ROCKLAND, MAINE, AUG. 28 -- Newspaper reporter Robert Hohler was convicted of criminal contempt today, seven months after refusing to testify for the prosecution in a murder case that ended in a conviction.
The Superior Court jury deliberated for four hours. No sentencing date was set.
Hohler, who worked for the Concord (N.H.) Monitor when he was charged and now works for the Boston Globe, declined to comment on the verdict. His lawyer, Michael Messerschmidt, said he did not know if he would appeal.
Hohler was the Monitor's lead reporter in coverage of New Hampshire teacher Christa McAuliffe when she was selected as an astronaut and wrote a book about her after she was killed in the explosion of the space shuttle Challenger.
In testimony today, Hohler said he was exercising a limited privilege not to participate in the prosecution last January of Richard Steeves, who was convicted in the shooting death of a gift-store owner.

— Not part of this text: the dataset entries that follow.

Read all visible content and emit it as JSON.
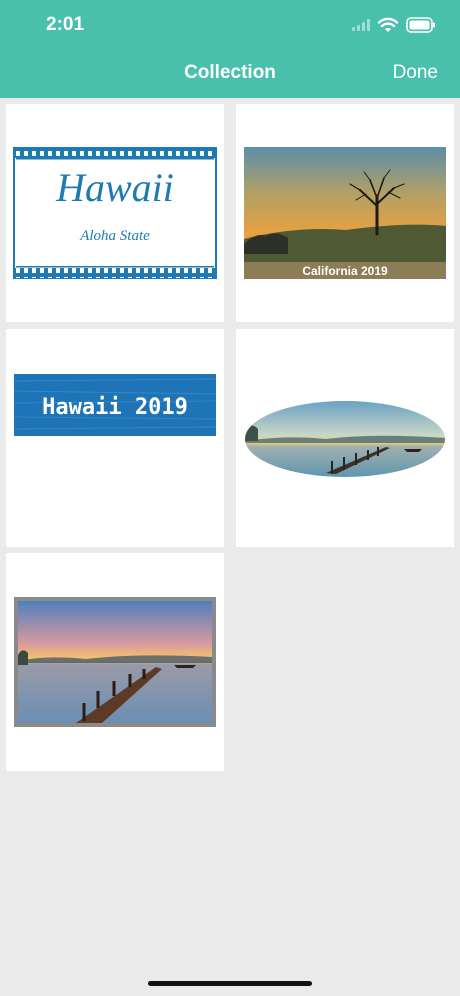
{
  "status_bar": {
    "time": "2:01"
  },
  "nav": {
    "title": "Collection",
    "done_label": "Done"
  },
  "items": [
    {
      "type": "film-label",
      "title": "Hawaii",
      "subtitle": "Aloha State"
    },
    {
      "type": "photo-caption",
      "caption": "California 2019"
    },
    {
      "type": "banner",
      "text": "Hawaii 2019"
    },
    {
      "type": "oval-photo"
    },
    {
      "type": "framed-photo"
    }
  ],
  "colors": {
    "header": "#49c0ac",
    "background": "#eaeaea",
    "accent_blue": "#1f7ab3"
  }
}
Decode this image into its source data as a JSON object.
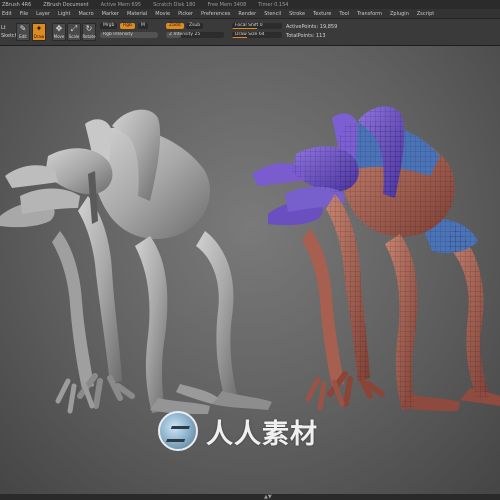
{
  "titlebar": {
    "app": "ZBrush 4R6",
    "document": "ZBrush Document",
    "active_mem": "Active Mem 695",
    "scratch_disk": "Scratch Disk 180",
    "free_mem": "Free Mem 3408",
    "timer": "Timer 0.154"
  },
  "menubar": {
    "items": [
      "Edit",
      "File",
      "Layer",
      "Light",
      "Macro",
      "Marker",
      "Material",
      "Movie",
      "Picker",
      "Preferences",
      "Render",
      "Stencil",
      "Stroke",
      "Texture",
      "Tool",
      "Transform",
      "Zplugin",
      "Zscript"
    ]
  },
  "toolbar": {
    "left_cut": "Lt",
    "left_cut2": "Sketch",
    "edit_label": "Edit",
    "draw_label": "Draw",
    "move_label": "Move",
    "scale_label": "Scale",
    "rotate_label": "Rotate",
    "mrgb": "Mrgb",
    "rgb": "Rgb",
    "m": "M",
    "rgb_intensity": "Rgb Intensity",
    "zadd": "Zadd",
    "zsub": "Zsub",
    "z_intensity": "Z Intensity 25",
    "focal_shift": "Focal Shift 0",
    "draw_size": "Draw Size 64",
    "active_points": "ActivePoints: 19,859",
    "total_points": "TotalPoints: 113"
  },
  "icons": {
    "move": "move-icon",
    "scale": "scale-icon",
    "rotate": "rotate-icon",
    "edit": "edit-icon",
    "draw": "draw-icon"
  },
  "colors": {
    "accent": "#e08a1e",
    "clay": "#a9a9a9",
    "poly_purple": "#6a4fc0",
    "poly_skin": "#b0695a",
    "poly_blue": "#4b73b8"
  },
  "watermark": {
    "text": "人人素材"
  },
  "bottombar": {
    "indicator": "▲▼"
  }
}
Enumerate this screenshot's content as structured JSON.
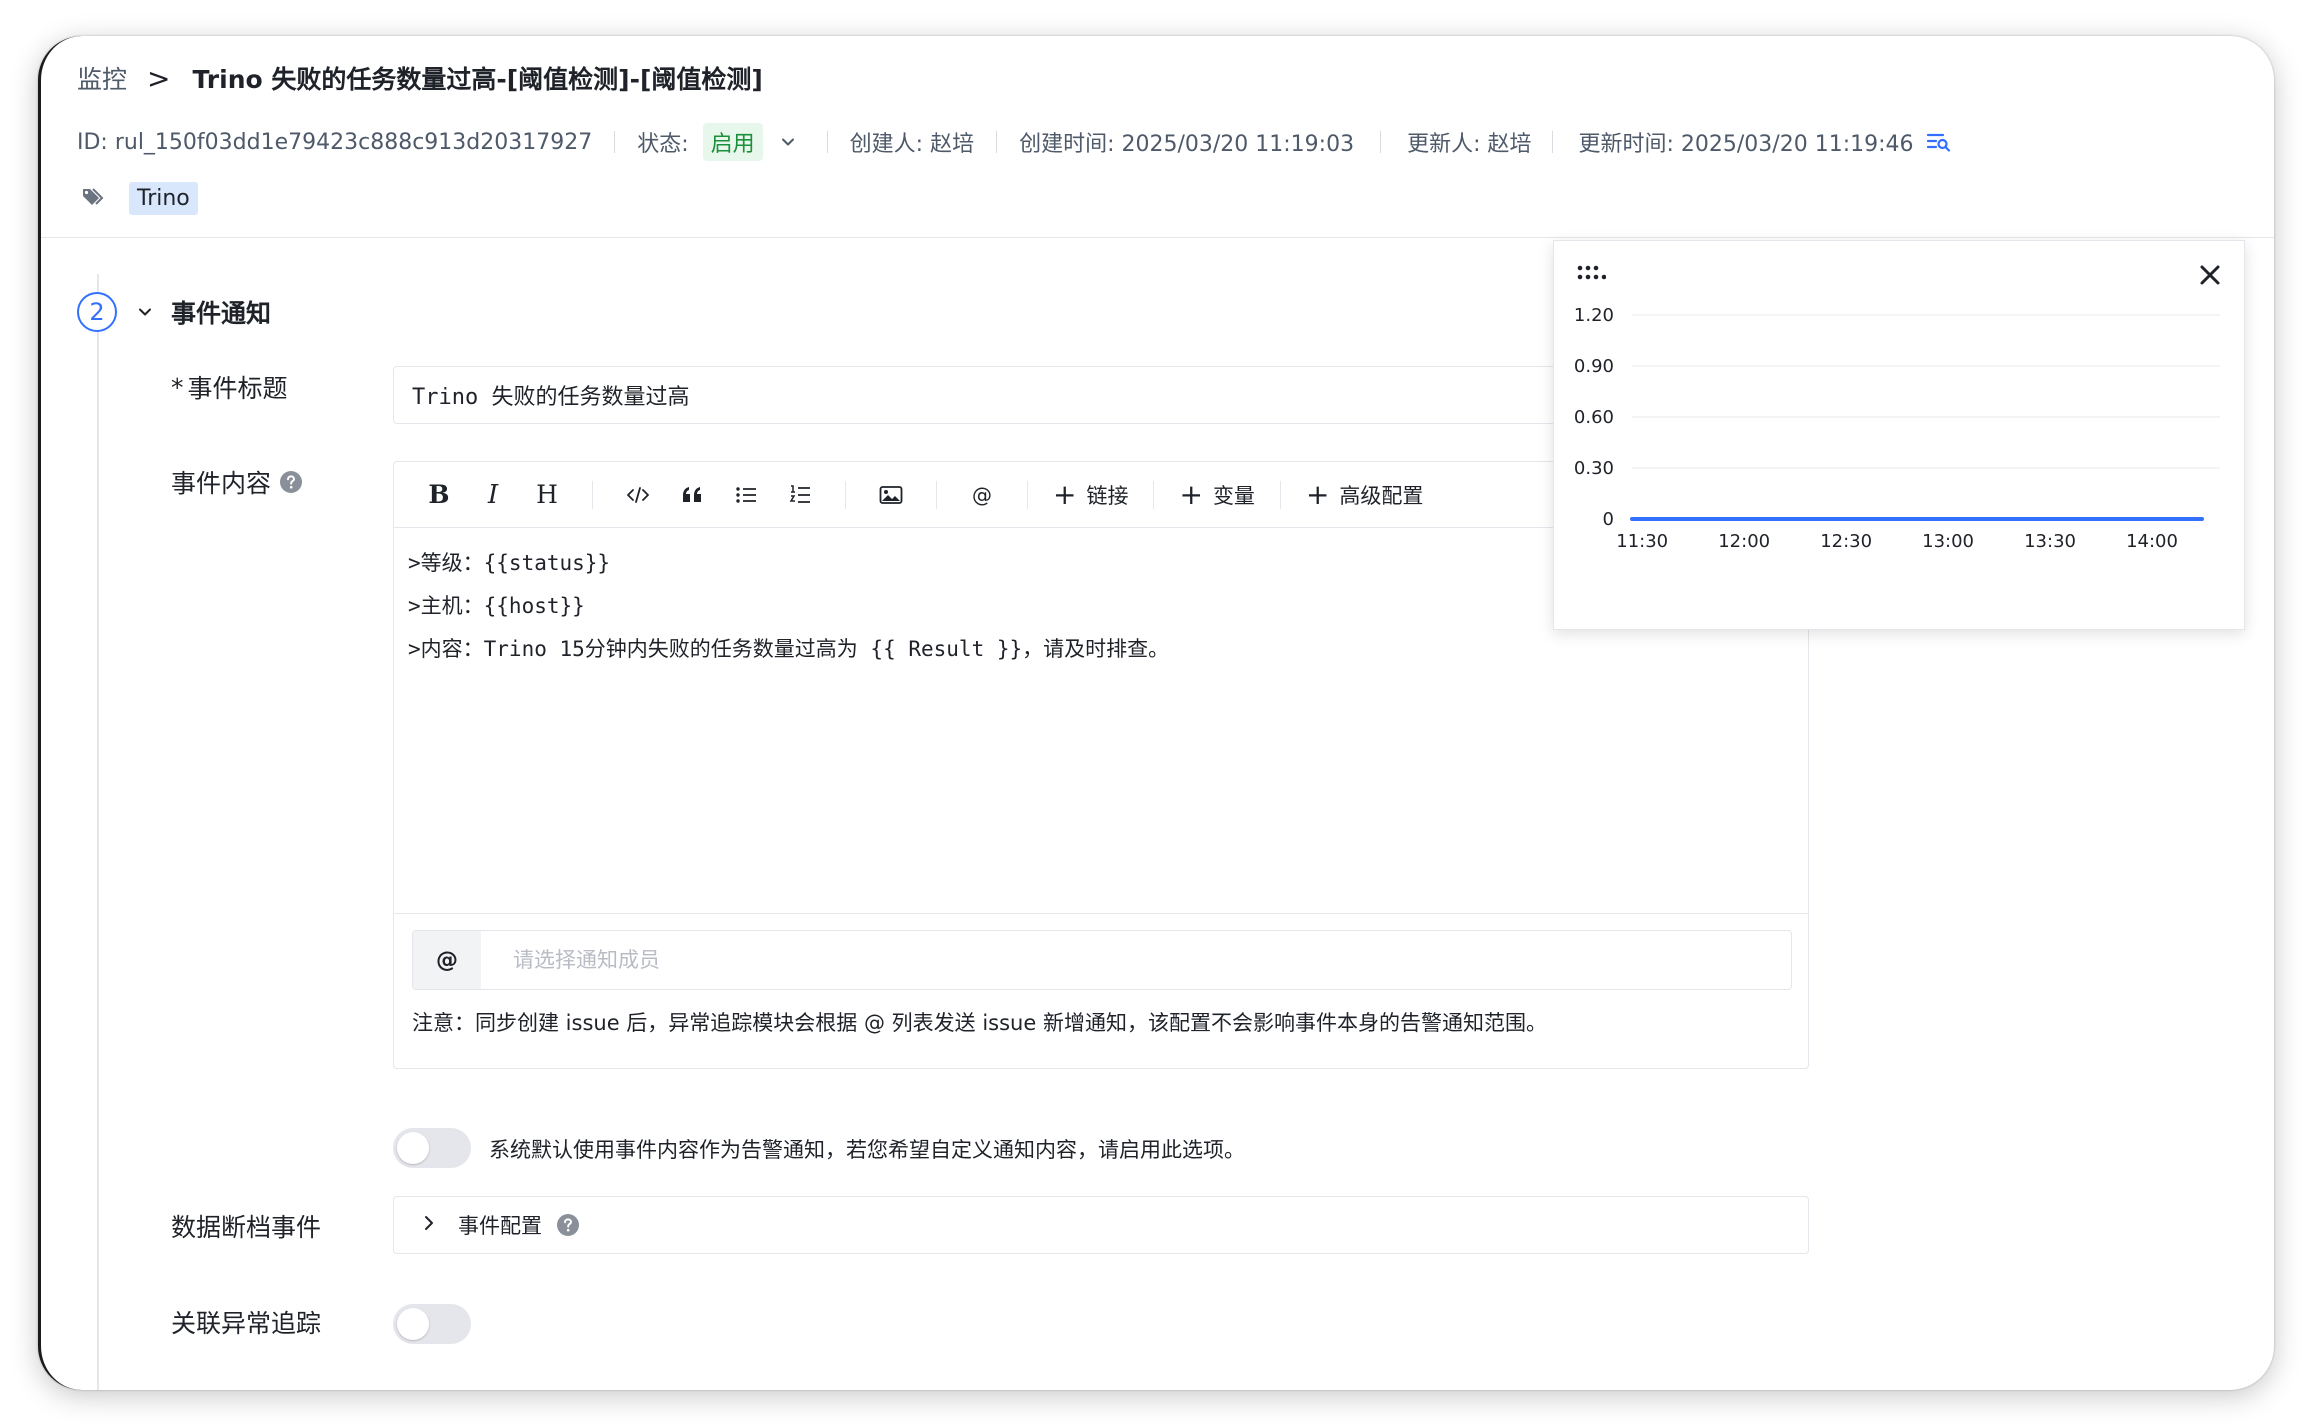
{
  "breadcrumb": {
    "root": "监控",
    "separator": ">",
    "title": "Trino 失败的任务数量过高-[阈值检测]-[阈值检测]"
  },
  "meta": {
    "id": "ID: rul_150f03dd1e79423c888c913d20317927",
    "status_label": "状态:",
    "status_value": "启用",
    "creator": "创建人: 赵培",
    "created_time": "创建时间: 2025/03/20 11:19:03",
    "updater": "更新人: 赵培",
    "updated_time": "更新时间: 2025/03/20 11:19:46"
  },
  "tags": [
    "Trino"
  ],
  "section": {
    "step": "2",
    "title": "事件通知"
  },
  "form": {
    "title_label": "事件标题",
    "required_mark": "*",
    "title_value": "Trino 失败的任务数量过高",
    "content_label": "事件内容",
    "toolbar": {
      "bold": "B",
      "italic": "I",
      "heading": "H",
      "link_label": "链接",
      "variable_label": "变量",
      "advanced_label": "高级配置",
      "plus": "+",
      "at": "@"
    },
    "content_lines": [
      ">等级：{{status}}",
      ">主机：{{host}}",
      ">内容：Trino 15分钟内失败的任务数量过高为 {{ Result }}，请及时排查。"
    ],
    "mention_at": "@",
    "mention_placeholder": "请选择通知成员",
    "note": "注意：同步创建 issue 后，异常追踪模块会根据 @ 列表发送 issue 新增通知，该配置不会影响事件本身的告警通知范围。",
    "custom_toggle_text": "系统默认使用事件内容作为告警通知，若您希望自定义通知内容，请启用此选项。",
    "custom_toggle_on": false,
    "data_gap_label": "数据断档事件",
    "event_config_label": "事件配置",
    "issue_tracking_label": "关联异常追踪",
    "issue_tracking_on": false
  },
  "colors": {
    "accent": "#3370ff",
    "status_green": "#1b8f3a",
    "tag_bg": "#d9e7fd",
    "line": "#3370ff"
  },
  "chart_data": {
    "type": "line",
    "x": [
      "11:30",
      "12:00",
      "12:30",
      "13:00",
      "13:30",
      "14:00"
    ],
    "x_start": "11:27",
    "x_end": "14:20",
    "series": [
      {
        "values": [
          0,
          0,
          0,
          0,
          0,
          0
        ]
      }
    ],
    "yticks": [
      "0",
      "0.30",
      "0.60",
      "0.90",
      "1.20"
    ],
    "ylim": [
      0,
      1.2
    ],
    "grid": true,
    "title": "",
    "xlabel": "",
    "ylabel": ""
  }
}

Hohler, 35, had interviewed Steeves before his trial last January and said he would have been willing to attest under oath to the truth of statements contained in the story he wrote.
Deputy Attorney General James Kilbreth asserted that Hohler's refusal to testify was intentional.
In his story, Hohler quoted Steeves, a former mental patient, as saying he was "just not sure" whether he or someone else killed the store owner.
Maine prosecutors said the statements were essential to the state's case and said they could not introduce the article as evidence unless Hohler made himself available for cross-examination.